*TASK ITEM*: Pull each line holding the word "title" from the data.

*SUPPLIED INFORMATION*:
•••••

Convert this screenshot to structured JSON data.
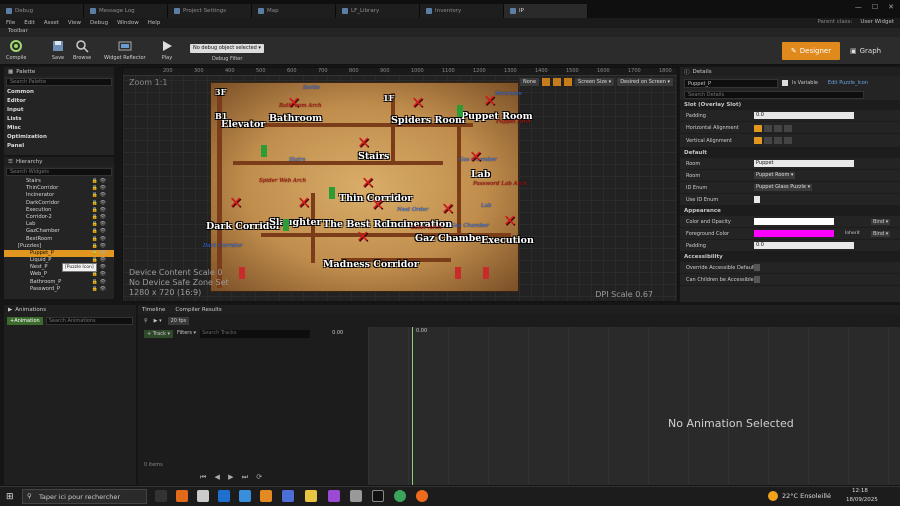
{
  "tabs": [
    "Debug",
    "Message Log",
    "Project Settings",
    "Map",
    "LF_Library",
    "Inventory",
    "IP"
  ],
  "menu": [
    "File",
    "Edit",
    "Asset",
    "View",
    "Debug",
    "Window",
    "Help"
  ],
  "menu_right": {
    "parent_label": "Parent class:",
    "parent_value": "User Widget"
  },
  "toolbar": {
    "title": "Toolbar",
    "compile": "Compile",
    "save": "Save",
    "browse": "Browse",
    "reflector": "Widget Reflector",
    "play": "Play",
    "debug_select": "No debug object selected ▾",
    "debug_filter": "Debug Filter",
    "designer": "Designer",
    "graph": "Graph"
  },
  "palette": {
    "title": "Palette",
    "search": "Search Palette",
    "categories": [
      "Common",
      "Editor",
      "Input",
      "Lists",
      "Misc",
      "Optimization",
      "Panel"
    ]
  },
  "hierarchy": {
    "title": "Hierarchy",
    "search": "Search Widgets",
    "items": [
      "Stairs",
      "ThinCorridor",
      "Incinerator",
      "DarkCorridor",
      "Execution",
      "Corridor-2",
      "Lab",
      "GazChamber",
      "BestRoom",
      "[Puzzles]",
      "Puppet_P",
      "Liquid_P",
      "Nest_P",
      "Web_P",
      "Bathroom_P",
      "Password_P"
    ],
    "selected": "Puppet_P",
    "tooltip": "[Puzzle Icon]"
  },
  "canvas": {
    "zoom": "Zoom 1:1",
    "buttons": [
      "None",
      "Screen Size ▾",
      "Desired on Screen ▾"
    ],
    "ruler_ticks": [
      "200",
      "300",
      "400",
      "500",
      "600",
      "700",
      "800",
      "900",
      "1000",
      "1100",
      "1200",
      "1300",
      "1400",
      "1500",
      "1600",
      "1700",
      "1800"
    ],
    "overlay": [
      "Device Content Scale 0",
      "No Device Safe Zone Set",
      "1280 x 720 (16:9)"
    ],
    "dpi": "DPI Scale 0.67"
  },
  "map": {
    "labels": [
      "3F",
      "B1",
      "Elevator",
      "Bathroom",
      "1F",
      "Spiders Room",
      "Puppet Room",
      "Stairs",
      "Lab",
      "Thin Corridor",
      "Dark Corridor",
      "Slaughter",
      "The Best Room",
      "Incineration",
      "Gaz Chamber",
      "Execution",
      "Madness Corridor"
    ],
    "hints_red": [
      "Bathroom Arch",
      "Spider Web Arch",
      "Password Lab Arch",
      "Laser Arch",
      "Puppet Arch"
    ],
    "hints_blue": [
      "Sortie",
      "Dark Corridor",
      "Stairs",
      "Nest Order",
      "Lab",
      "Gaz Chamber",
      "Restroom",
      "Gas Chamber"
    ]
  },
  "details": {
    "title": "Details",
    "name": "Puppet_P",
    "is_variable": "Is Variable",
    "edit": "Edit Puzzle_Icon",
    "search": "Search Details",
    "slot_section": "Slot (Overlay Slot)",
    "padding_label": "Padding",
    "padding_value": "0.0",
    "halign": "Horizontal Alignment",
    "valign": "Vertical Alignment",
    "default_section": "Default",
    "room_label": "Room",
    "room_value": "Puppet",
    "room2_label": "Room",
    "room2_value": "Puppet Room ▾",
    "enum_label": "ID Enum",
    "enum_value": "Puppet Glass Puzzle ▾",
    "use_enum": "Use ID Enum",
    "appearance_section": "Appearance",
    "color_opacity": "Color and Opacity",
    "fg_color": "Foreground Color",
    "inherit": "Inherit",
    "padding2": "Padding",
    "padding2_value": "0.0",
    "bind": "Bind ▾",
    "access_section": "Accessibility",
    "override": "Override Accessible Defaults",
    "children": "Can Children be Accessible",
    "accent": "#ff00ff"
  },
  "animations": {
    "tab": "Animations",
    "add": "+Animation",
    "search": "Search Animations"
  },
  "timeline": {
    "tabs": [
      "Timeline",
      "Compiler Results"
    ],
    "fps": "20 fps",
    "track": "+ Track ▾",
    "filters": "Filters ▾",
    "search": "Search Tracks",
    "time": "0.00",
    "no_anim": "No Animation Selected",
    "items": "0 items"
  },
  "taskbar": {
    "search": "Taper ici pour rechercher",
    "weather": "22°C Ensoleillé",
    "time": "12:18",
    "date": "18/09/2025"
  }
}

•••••

*RESULT OF THIS TASK*:
    "title": "Toolbar",
    "title": "Palette",
    "title": "Hierarchy",
    "title": "Details",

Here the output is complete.